Dear Prudence: My father has been estranged from my family for the past 5 years or so. Basically, we believe he has a mental illness that he combined with alcoholism, which resulted in him quitting his job as an executive and eventually moving in with his parents, with whom he has lived for the past four and a half years. He refuses to look for another job and has not contributed any child support for my minor sibling since 2003.
This is the issue: my siblings deny him any access into their lives because of their own anger towards him (and his tendency to become abusive and angry when he feels his overtures have been rebuffed), but I allow a modicum of access on a social networking site—mainly so he is able to see pictures of my child, whom he has never met. I recently received a message from him regarding the birth of my second child, due this summer. I came down with a serious, life-threatening condition during labor with my first, and his message stated that given the chance I could get it again, he WILL be present at the birth of this baby, even if he has to be hidden somewhere.
Prudie, he yelled at me after my first child was born because I didn't call to tell him I was in labor (yes, this was AFTER mentioning the life-threatening condition). I don't want him there for this one. Part of my goal has been to have as little stress as possible to increase the chances of a safe labor and delivery, and the idea of him being there, his presence stressing everyone out, and most likely causing some serious rifts makes me tense already. I know it is up to me and my spouse, and I think both of us are agreed we'd prefer he not be there.
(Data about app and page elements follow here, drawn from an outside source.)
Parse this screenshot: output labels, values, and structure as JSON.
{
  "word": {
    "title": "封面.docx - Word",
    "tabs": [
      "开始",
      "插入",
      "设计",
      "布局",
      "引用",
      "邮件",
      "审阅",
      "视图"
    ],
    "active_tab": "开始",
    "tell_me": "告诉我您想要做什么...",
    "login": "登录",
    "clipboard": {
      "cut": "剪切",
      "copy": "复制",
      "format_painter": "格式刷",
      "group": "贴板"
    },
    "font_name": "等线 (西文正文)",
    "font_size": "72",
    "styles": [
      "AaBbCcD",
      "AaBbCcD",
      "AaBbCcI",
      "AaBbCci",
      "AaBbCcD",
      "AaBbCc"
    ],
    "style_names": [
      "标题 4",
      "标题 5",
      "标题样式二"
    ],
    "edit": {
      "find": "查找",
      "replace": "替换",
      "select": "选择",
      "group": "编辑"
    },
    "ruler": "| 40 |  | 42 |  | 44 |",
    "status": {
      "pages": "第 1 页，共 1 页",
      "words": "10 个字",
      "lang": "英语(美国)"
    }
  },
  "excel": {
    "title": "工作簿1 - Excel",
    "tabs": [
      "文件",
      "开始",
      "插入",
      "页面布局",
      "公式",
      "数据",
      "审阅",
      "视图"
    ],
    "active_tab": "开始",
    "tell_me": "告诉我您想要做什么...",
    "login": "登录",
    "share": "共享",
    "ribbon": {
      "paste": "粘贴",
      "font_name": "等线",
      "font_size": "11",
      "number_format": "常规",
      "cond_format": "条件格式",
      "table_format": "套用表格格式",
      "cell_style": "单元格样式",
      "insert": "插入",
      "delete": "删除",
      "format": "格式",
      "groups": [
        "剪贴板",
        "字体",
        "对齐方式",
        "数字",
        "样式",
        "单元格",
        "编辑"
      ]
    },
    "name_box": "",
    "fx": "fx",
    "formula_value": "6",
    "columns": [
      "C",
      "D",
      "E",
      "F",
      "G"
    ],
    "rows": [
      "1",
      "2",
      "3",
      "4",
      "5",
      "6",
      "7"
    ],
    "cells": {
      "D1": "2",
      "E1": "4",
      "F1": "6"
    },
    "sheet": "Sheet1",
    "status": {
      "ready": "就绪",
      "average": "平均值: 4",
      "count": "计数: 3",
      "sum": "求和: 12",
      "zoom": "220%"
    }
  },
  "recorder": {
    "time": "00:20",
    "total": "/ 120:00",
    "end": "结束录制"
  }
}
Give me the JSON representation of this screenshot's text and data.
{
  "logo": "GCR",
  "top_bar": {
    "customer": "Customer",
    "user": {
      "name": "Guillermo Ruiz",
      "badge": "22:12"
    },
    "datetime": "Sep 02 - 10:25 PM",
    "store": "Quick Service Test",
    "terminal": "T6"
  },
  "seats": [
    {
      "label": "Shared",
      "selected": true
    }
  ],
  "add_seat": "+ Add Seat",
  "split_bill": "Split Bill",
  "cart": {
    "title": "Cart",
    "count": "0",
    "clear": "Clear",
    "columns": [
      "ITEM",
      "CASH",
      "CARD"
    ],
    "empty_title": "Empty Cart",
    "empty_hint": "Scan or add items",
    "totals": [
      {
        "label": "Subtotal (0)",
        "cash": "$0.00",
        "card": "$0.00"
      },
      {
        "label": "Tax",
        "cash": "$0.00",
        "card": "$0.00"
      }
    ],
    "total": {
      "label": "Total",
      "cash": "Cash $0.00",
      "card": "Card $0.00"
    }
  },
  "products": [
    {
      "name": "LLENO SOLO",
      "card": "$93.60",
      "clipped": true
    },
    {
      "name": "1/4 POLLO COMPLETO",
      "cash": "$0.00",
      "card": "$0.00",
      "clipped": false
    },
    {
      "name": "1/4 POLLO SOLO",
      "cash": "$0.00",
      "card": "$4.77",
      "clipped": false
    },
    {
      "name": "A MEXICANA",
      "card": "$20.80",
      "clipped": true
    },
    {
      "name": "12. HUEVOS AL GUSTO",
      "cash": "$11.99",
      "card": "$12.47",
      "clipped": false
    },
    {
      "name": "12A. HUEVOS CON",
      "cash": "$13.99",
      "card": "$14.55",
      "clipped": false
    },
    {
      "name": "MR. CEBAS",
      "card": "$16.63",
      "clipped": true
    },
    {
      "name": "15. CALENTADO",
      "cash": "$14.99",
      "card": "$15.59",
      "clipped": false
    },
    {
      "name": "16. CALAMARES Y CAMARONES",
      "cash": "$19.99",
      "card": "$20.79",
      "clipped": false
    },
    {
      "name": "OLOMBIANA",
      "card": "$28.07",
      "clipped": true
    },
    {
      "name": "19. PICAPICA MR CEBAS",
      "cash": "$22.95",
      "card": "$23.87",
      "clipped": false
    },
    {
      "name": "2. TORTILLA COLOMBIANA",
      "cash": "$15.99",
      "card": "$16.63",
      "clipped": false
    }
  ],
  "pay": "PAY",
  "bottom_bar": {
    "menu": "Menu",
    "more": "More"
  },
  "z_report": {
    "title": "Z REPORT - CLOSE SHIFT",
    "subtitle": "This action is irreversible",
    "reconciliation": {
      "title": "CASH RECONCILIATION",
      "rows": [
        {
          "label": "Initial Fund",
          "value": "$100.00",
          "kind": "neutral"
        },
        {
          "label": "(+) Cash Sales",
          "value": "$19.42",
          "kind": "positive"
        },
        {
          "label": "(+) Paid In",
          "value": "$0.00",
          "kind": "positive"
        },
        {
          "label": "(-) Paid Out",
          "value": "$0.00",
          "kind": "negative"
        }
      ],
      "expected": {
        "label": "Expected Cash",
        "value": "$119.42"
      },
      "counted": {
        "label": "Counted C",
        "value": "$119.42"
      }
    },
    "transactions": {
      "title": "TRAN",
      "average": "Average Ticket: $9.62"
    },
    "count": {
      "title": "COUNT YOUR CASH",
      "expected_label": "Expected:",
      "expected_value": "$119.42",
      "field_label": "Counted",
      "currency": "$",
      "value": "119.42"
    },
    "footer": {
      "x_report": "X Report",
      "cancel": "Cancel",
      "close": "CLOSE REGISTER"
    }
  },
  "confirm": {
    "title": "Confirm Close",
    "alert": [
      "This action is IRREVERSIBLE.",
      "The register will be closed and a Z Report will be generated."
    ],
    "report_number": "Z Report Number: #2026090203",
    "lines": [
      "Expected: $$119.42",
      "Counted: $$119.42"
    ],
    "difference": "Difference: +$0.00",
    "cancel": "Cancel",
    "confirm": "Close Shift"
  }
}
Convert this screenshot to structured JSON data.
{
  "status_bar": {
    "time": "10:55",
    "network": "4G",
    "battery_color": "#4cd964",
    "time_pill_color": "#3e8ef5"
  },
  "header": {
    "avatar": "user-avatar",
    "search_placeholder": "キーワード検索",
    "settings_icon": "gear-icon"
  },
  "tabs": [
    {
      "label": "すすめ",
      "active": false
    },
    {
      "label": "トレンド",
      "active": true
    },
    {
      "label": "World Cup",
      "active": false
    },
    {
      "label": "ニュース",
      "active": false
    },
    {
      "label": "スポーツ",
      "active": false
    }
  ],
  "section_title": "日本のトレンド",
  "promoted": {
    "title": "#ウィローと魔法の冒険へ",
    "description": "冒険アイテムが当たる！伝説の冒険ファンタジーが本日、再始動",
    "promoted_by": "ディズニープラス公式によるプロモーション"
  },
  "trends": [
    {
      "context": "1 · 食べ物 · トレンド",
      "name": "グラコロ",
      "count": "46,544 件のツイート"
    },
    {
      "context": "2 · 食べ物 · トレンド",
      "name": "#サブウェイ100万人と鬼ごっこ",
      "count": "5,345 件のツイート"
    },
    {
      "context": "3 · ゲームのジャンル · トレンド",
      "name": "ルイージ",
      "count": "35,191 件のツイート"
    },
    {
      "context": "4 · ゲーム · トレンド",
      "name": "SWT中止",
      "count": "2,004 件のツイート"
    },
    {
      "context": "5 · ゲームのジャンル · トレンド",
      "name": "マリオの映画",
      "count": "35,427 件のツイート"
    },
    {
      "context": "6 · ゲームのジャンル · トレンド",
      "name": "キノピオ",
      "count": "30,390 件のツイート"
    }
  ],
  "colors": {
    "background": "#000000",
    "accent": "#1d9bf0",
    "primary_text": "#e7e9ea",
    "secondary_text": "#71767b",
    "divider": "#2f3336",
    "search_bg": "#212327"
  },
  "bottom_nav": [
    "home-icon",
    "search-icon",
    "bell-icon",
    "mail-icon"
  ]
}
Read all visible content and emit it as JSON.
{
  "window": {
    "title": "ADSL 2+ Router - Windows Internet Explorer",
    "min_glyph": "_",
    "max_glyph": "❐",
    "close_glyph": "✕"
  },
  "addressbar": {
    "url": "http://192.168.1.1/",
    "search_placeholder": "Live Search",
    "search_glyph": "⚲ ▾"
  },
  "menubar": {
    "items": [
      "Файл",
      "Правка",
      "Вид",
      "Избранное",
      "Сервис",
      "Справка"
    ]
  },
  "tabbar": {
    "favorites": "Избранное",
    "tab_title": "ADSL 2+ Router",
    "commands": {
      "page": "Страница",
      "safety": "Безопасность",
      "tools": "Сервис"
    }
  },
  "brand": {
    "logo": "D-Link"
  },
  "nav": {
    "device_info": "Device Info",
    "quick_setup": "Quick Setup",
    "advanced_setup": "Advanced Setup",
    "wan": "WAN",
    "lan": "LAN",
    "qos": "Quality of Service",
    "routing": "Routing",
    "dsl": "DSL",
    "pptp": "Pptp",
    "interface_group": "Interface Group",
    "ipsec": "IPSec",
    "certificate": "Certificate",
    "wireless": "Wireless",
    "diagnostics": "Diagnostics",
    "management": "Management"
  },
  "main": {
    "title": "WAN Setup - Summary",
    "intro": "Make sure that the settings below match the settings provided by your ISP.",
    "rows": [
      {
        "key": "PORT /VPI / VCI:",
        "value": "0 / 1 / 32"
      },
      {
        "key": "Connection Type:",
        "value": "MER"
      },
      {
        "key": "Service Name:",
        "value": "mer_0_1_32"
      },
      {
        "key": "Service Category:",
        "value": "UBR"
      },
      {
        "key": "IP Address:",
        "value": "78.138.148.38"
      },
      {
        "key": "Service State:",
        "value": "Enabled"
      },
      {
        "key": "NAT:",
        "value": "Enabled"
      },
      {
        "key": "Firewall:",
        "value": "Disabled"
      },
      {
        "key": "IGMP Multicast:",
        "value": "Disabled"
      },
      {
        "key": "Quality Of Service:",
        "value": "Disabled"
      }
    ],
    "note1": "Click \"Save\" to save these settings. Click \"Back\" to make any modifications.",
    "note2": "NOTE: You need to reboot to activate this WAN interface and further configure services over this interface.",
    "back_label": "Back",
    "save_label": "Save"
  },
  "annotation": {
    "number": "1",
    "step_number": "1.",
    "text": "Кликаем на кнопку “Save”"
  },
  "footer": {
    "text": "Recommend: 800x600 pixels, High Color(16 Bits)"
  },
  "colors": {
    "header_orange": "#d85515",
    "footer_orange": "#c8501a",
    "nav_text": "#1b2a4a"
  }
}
My problem is that I don't know how to tell him. I am sure even if I agonize over my words and make it as gentle as possible that he will still blow up and I will be hurt by what he says. I am approaching the time deadline where he normally writes "I guess you've decided you don't want to talk to me," so I need a response soon. Please help. Thanks.
Emily Yoffe: It sounds as if you've been handling the amount of contact with him that makes you comfortable very well. You just need to continue to be firm, direct, and polite. Just tell him something like, "Dad, we will let you know as soon as the baby comes and send you photos. But it's important to me that just my husband is there for the delivery, so I'm sorry we won't be able to accommodate having you there." Then don't let him know what hospital you will be at.
DC: Can I look grumpily at my own kids while reading the paper?
Emily Yoffe: As long as they're allowed to look grumpily back at you.
for College Park, Md.: For dealing with irritating coworkers, I've dealt with it in the past by choosing my biggest pet peeve—popping chewing gum—and then have a short non-confrontational conversation with the offenders. Along the lines of hey, you may not be aware that you are chewing your gum really loudly, could you be a little quieter? It works like a charm everytime mostly because the offenders are embarrassed about it, but admittedly I'm not complaining about everything.
Emily Yoffe: Excellent advice. The keys here are "short" "non-confrontational." So often people sit in their cubicle and seethe at the offender and then blow up—which is the first the offender has even heard of it.
Washington, DC: For the wife whose husband says her daughter has "accepted a boyfriend who's 'beneath' her": Perhaps you should cheerfully inform him that, yes, such behavior is a hereditary trait among the women in your family, and isn't he lucky.
Then, while he's puzzling that over, take your daughter out to lunch and enjoy her company.
Emily Yoffe: Touche!
Emily Yoffe: Thanks everyone for such a great range of provocative questions. Talk to you next week!